Star Cast: Ranbir Kapoor, Alia Bhatt, Amitabh Bachchan, Nagarjuna, Mouni Roy, Dimple Kapadia, some otherworldly VFX & cameos of men/women who must not be named
Director: Ayan Mukerji & his dedication to steering a ship for such a long time almost brought a generational gap in the cinematic approach of his audience
What’s Good: It’s a treat for your eyes, ears & mind!
What’s Bad: Many won’t get a chance to see this in IMAX.
Loo Break: You might miss some visual spectacle as there are enough of them at regular intervals.
Watch or Not?: Watch it on the best screen possible, preferably IMAX!
Available On: Theatrical Release
Runtime: 166 minutes
Shiva (Ranbir Kapoor) is a DJ who took Anu Malik’s statement “Tu aag laga dega” way too severely and finds he’s the expert of fire, nothing can consume him (aside from watching his ongoing spouse moving to his ex’s melody however that is the story for another day). Shiva accompanies no authority IP rating except for he’s pretty non-combustible and has a self-contradicting relationship with fire.
To stifle the illumination of exemplary nature, there must be an off-base thing to adjust the two sides and here we’ve Junoon (Mouni Roy) who’s simply a pawn played by her lord. Junoon is headed to gather the lost bits of ‘Bramahstra’ – the weapon of weapons, which will open world-finishing capacities to the person who claims it. Junoon needs her for its lord, Shiva is some way or another associated with it as its gatekeeper and helps its unique owners in Master (Amitabh Bachchan), Craftsman (Nagarjuna) and the one who should not be named.
Simply envision you’re a hero type fan in India and I advise you to form a story holding the ‘desi’ components yet additionally request that you blend your #1 minutes from Worldwide movies from a similar sort too, this is the nearest item you’ll get to your creative mind (until you, obviously, don’t bring Christopher Nolan somewhat narrating to the image). Shah Rukh Khan’s Ra.one strolled, so this could run!
Ayan Mukerji has properly centered more around the screenplay than the story on the grounds that each edge is a painting.
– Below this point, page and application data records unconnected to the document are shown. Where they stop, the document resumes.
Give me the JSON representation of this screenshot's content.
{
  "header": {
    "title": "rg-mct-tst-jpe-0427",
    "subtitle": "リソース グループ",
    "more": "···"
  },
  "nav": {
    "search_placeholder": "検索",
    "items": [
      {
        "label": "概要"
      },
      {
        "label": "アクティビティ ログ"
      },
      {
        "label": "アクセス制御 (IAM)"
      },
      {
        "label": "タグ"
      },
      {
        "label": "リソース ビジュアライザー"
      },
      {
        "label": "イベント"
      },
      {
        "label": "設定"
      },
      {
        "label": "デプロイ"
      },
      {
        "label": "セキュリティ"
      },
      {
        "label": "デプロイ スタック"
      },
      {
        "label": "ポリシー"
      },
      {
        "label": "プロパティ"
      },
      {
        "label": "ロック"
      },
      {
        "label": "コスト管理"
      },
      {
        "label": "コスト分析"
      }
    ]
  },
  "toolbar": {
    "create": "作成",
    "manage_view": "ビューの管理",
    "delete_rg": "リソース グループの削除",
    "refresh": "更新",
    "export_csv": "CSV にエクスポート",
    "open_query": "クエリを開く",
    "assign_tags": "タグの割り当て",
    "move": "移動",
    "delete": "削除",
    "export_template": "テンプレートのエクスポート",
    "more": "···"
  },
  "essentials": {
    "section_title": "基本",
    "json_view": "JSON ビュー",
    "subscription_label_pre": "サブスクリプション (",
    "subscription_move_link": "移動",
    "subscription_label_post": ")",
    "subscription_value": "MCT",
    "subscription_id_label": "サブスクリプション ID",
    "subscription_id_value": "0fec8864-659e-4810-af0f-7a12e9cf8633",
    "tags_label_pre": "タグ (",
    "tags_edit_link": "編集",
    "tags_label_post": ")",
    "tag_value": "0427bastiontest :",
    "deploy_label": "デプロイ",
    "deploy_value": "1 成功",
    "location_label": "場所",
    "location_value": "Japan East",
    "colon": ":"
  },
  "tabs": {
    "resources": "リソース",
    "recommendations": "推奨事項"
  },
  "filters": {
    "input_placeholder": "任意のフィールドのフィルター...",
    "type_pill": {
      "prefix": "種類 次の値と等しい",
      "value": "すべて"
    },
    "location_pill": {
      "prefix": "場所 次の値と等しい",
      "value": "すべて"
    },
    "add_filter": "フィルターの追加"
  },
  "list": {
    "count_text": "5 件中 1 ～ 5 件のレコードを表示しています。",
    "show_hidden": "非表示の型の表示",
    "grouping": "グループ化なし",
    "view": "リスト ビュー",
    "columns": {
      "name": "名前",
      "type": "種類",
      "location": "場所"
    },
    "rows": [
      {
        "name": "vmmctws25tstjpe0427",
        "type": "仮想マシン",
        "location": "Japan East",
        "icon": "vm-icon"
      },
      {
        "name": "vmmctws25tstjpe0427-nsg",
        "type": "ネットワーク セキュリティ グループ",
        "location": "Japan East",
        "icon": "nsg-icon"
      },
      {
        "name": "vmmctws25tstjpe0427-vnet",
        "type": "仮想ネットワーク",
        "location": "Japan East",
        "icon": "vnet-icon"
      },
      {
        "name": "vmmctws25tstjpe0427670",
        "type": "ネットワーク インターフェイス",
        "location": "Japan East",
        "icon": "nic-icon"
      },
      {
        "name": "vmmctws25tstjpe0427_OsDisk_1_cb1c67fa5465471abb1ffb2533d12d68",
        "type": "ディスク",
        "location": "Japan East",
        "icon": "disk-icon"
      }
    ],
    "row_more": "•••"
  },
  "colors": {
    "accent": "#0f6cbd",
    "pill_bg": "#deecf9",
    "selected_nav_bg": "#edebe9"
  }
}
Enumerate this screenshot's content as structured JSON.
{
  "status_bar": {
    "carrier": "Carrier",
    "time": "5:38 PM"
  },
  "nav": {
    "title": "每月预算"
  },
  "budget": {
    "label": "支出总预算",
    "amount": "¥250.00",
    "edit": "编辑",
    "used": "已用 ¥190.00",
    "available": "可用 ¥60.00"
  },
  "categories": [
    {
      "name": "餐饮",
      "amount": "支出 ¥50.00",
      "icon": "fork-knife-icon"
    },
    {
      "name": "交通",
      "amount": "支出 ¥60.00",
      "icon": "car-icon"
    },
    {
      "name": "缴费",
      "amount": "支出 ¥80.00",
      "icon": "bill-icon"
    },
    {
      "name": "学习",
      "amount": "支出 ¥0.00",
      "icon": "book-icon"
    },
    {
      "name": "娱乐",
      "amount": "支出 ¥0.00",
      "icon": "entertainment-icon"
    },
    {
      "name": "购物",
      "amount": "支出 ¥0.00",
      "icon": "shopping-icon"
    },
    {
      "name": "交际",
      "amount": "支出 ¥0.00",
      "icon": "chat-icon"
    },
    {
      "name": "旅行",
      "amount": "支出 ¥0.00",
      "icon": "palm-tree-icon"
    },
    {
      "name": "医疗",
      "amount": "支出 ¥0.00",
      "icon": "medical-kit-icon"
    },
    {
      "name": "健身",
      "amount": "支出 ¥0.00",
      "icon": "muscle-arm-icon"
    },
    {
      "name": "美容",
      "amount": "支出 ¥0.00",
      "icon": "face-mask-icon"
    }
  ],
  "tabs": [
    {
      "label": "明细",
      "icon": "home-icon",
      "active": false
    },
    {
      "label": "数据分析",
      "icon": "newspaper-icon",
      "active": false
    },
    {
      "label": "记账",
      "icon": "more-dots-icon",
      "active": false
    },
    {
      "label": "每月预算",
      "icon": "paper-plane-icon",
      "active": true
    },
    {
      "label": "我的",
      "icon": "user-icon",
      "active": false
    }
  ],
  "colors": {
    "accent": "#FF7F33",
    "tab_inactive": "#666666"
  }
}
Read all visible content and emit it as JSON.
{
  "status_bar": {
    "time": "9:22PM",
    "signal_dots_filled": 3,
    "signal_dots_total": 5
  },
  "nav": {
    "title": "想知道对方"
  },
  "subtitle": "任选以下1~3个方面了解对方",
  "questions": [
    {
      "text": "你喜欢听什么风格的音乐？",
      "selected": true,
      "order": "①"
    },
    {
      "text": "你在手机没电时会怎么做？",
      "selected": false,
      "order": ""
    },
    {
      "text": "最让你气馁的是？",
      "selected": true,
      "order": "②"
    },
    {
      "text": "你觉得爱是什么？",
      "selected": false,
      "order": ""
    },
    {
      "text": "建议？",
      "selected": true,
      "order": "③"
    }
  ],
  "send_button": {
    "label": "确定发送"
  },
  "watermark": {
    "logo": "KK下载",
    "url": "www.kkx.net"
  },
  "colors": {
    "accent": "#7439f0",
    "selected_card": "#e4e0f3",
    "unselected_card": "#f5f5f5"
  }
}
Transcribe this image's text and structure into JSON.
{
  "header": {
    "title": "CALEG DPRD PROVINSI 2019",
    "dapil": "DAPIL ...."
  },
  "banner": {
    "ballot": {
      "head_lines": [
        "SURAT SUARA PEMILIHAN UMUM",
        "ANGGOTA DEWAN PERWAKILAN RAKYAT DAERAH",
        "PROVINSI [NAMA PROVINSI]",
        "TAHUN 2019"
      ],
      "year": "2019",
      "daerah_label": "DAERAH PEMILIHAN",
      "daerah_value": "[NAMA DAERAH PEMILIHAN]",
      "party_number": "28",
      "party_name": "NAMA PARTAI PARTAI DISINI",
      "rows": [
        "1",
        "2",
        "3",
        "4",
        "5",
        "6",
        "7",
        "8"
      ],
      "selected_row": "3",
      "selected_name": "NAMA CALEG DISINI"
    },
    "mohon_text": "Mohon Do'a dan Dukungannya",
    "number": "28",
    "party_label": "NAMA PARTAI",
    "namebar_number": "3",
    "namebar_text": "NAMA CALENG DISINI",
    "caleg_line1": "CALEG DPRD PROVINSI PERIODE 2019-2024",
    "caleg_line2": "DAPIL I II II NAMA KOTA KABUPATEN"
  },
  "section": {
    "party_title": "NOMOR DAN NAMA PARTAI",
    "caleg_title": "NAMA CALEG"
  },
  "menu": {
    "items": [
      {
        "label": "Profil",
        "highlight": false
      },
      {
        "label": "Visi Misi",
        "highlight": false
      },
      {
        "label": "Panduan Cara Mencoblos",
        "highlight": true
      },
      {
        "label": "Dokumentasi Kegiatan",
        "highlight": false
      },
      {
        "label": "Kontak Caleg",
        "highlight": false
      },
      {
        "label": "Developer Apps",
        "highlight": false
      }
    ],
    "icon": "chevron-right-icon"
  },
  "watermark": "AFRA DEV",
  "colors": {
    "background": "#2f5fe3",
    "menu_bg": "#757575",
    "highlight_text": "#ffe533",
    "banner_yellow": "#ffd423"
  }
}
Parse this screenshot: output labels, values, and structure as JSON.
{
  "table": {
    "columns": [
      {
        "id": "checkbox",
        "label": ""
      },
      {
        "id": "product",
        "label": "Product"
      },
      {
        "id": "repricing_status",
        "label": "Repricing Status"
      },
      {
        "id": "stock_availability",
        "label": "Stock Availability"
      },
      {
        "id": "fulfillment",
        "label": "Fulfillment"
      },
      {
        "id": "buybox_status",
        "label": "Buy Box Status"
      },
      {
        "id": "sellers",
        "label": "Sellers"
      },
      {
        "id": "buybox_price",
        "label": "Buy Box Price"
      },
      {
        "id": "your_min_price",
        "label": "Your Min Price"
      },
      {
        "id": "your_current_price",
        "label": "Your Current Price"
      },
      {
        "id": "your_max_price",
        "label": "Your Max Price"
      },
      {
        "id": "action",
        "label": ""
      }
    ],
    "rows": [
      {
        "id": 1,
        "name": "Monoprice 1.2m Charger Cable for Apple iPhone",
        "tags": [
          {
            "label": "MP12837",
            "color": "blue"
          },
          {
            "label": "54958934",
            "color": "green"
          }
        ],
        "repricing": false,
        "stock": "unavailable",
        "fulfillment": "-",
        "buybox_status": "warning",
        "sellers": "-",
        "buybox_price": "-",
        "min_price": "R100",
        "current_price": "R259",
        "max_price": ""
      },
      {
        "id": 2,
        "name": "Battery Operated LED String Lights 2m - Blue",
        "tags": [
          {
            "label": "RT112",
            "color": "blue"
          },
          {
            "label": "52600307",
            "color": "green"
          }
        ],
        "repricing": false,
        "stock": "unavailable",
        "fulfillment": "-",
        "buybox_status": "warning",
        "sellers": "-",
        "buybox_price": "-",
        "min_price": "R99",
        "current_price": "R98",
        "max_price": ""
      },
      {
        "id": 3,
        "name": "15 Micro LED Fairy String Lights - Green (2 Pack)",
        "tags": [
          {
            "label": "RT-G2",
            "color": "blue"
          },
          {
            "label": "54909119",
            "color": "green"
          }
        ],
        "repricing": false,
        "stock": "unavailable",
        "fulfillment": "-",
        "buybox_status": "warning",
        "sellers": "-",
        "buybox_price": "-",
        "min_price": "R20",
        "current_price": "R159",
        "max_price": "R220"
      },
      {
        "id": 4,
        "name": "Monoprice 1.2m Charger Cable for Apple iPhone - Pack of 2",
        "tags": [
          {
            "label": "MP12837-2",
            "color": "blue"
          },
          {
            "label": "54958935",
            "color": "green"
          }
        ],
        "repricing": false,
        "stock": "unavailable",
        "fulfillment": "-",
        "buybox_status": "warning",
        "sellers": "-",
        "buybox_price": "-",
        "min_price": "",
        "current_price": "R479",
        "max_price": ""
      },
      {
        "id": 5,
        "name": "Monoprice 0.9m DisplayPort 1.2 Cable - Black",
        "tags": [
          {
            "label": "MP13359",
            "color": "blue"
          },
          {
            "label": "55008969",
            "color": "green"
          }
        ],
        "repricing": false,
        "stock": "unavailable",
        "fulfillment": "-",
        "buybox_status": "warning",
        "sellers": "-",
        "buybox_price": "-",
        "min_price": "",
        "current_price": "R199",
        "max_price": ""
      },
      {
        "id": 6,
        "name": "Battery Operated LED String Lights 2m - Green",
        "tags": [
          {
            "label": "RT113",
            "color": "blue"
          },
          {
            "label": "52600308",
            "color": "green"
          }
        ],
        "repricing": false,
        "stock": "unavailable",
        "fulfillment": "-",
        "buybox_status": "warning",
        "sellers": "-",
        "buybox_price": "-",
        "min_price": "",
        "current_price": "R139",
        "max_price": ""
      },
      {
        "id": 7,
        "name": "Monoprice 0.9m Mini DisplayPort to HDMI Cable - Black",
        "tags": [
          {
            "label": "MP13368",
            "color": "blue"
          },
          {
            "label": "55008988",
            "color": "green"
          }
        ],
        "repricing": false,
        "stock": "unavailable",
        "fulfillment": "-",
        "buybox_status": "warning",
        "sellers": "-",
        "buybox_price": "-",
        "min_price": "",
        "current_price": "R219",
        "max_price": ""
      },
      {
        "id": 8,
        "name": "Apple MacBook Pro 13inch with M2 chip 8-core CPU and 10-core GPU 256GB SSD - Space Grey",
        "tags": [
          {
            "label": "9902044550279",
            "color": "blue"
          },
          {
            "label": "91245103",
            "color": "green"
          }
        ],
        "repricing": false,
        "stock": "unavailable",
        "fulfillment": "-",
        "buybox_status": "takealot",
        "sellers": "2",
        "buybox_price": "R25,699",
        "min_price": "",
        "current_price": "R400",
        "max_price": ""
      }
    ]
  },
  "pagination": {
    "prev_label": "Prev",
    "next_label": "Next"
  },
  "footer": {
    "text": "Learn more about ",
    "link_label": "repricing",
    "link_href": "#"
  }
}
I attempted to sift through one conventional edge and fizzled as a result of the way this is shot, the producers have made a point to hold the magnificence all through the scenes which in a manner likewise cunningly conceals the dolt idea of the content. It’s beginning and end you can foresee however would in any case have a great time since you can’t have a clue about the manner in which it would be introduced to you.
The bosses behind this visual p*rn are an impeccably organized group by Ayan in V. Manikandan (Cinematographer, Ra.one), Pankaj Kumar (Cinematographer, Tumbbad), Sudeep Chatterjee (Cinematographer, Dhoom 3, Gangubai Kathiawadi), Vikash Nowlakha (Camera Office, Dark) and Patrick Duroux. The best of the multitude of universes meet up to make this big-screen dessert. The camerawork adjusted in with a practically amazing CGI mixes life even in dead scenes leaving essentially no space for dull minutes. It’s like, on the off chance that there’s nothing intriguing occurring with regards to a scene, you’ll either have something to pay attention to (splendid BGM by Simon Franglen, point by point conversation ahead) or something to respect the entire time outwardly.
This doesn’t mean it’s an ideal 5/5 item, there are let-downs and some of them are: frail clouded side, final part at first slithers however progressively gets as it goes on, the extension to add ‘high focuses’ was colossal yet missed to keep up with the ‘story structure’, Hussain Dalal’s discoursed (on occasion) doesn’t match the gravity of endeavors of the remainder of the group.
All said and done, Brahmastra has supportive of level VFX packaged with sufficient folklore to keep things fascinating. It contains all that the most attractive Indian film ought to have for certain conspicuous defects.